- Achieved the biggest ever victory in WC semi-finals (last one was 6:1)
- Made Klose the top scorer in WC history (taking over the top spot from Ronaldo)
- Scored 4 goals in 6 minutes & 5 under 29. No team has ever done that in WC.
- Scored as many goals as Brazil conceded in their previous 9 World Cup final games combined
- Bestowed Brazil their first official defeat at home since 1975.
- Became the team with most appearances in World Cup Finals at 8, after being tied with Brazil at 7.
And they could have scored more except that they decided to take it easy in the second half. Probably “resting” themselves ahead of the final. Not risking injuries, etc.
Five Germans on the score sheet: Muller, Klose, Khedira, Kroos and Schuller. The last two scoring twice each. A stoppage time goal by Oscar was the only thing Brazil got. Neuer was as good as ever in front of the goal keeping out about 4 shots at the start of the second half.
Muller now was five goals in this Cup and he got the same the last go around. 10 goals in 12 matches is probably the third fastest of all time. And he is young enough to be playing in another couple of tournaments. He should be having Klose’s 16 goal record in his sights soon.
The crowd started booing the home team towards the end, especially Fred who has been ineffectual throughout the tournament. Hulk showed some speed and skill, but he remains unable to finish. Substitutions (Ramires and Willian) showed some promise at the start of the second period, but with a five goal deficit that was just a bit of a show.

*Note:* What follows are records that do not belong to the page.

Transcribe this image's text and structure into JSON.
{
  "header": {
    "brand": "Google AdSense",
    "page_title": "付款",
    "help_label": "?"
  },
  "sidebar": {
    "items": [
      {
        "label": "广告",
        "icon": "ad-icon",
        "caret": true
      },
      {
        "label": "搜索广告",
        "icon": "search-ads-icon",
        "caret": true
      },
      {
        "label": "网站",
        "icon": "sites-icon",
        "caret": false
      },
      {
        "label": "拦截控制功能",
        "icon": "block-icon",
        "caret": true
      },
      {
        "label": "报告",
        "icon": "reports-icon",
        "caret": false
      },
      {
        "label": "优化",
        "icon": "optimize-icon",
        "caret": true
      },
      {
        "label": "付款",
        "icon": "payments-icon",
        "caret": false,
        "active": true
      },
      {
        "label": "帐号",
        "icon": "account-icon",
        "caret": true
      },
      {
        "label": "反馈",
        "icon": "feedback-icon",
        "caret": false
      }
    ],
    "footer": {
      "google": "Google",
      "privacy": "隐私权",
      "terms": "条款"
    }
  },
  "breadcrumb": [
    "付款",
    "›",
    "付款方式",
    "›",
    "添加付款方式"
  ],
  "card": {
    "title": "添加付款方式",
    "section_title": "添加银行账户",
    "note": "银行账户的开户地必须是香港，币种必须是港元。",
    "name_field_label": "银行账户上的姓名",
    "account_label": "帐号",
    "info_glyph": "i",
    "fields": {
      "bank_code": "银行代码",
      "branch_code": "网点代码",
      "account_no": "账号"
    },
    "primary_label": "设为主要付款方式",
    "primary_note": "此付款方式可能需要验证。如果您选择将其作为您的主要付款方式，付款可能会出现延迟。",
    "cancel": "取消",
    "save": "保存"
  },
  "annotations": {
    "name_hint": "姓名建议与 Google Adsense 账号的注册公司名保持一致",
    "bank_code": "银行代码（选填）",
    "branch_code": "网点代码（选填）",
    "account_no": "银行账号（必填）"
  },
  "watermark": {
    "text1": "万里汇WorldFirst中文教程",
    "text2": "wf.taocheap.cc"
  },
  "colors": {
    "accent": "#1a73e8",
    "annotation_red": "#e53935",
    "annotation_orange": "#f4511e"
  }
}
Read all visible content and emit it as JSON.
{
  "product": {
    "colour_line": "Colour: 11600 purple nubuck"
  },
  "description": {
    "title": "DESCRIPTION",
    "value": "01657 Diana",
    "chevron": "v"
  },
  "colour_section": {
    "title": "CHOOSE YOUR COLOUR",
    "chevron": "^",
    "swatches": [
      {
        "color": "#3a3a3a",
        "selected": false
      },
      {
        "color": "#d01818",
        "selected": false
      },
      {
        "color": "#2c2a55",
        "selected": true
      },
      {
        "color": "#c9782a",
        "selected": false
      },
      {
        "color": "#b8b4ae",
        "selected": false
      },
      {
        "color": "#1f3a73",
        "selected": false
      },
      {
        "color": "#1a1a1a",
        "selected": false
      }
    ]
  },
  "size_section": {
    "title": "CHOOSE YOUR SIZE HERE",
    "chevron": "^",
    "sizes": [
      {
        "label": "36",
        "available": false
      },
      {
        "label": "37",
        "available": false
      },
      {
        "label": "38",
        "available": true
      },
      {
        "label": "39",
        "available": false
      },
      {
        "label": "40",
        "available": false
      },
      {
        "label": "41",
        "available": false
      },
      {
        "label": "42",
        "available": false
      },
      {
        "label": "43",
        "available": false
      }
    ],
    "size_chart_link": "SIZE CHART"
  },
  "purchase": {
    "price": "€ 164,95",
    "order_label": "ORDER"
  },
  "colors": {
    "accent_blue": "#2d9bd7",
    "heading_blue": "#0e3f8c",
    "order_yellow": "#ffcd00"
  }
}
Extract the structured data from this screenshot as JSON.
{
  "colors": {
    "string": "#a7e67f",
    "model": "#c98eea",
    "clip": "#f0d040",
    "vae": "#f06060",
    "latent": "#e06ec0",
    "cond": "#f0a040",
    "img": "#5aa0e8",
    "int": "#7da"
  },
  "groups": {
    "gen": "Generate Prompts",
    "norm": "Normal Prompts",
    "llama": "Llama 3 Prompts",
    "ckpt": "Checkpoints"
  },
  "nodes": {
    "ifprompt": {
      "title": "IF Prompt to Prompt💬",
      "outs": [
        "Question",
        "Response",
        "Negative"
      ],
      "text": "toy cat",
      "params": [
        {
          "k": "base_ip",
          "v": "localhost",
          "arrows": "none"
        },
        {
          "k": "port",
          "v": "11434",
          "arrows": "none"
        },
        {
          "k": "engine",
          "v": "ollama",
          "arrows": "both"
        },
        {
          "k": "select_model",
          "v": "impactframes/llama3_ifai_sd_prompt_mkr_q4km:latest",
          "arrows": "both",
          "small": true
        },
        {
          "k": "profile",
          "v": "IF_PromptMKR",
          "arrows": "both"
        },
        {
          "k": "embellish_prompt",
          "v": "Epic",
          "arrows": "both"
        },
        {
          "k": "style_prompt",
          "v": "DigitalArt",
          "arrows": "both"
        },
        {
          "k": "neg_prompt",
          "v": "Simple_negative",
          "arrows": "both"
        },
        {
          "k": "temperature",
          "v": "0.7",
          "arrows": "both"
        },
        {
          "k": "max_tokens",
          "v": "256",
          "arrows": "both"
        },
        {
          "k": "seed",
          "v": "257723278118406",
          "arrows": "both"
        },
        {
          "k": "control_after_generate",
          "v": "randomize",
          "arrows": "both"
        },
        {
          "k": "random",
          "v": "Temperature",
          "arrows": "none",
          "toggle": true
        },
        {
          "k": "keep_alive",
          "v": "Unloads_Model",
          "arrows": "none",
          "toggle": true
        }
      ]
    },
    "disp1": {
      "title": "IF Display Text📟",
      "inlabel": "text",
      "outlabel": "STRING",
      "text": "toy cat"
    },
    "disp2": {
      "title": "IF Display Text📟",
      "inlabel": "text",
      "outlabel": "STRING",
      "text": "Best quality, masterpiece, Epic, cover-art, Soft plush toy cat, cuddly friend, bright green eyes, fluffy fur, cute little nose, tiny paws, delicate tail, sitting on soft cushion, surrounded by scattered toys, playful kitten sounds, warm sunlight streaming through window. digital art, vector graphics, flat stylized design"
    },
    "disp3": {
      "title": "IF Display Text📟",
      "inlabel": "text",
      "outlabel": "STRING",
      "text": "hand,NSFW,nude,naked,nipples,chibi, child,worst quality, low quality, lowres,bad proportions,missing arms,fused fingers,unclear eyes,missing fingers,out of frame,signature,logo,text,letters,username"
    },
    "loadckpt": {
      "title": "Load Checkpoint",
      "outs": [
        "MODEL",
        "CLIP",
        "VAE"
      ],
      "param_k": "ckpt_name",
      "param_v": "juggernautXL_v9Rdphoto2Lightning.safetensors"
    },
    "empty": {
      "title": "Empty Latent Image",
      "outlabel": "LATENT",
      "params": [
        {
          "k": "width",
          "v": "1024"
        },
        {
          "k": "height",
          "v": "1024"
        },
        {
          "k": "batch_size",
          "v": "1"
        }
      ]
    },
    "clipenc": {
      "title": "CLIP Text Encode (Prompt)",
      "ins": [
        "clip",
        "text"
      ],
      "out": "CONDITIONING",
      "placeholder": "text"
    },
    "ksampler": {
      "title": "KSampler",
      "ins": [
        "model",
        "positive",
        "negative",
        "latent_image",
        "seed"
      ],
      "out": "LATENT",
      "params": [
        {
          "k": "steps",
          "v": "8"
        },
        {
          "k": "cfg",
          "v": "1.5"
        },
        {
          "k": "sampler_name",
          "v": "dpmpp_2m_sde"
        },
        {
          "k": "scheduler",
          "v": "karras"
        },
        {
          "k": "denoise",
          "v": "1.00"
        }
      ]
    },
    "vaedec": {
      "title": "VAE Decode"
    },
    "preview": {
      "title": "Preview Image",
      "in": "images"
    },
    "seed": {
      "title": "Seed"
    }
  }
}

As a neutral this was a nice thrashing to watch after the way Brazil played against Colombia. That was one of the dirtiest games with Brazil playing in a very foul manner. They needed to be punished for that game, and this was sweet to watch from that perspective.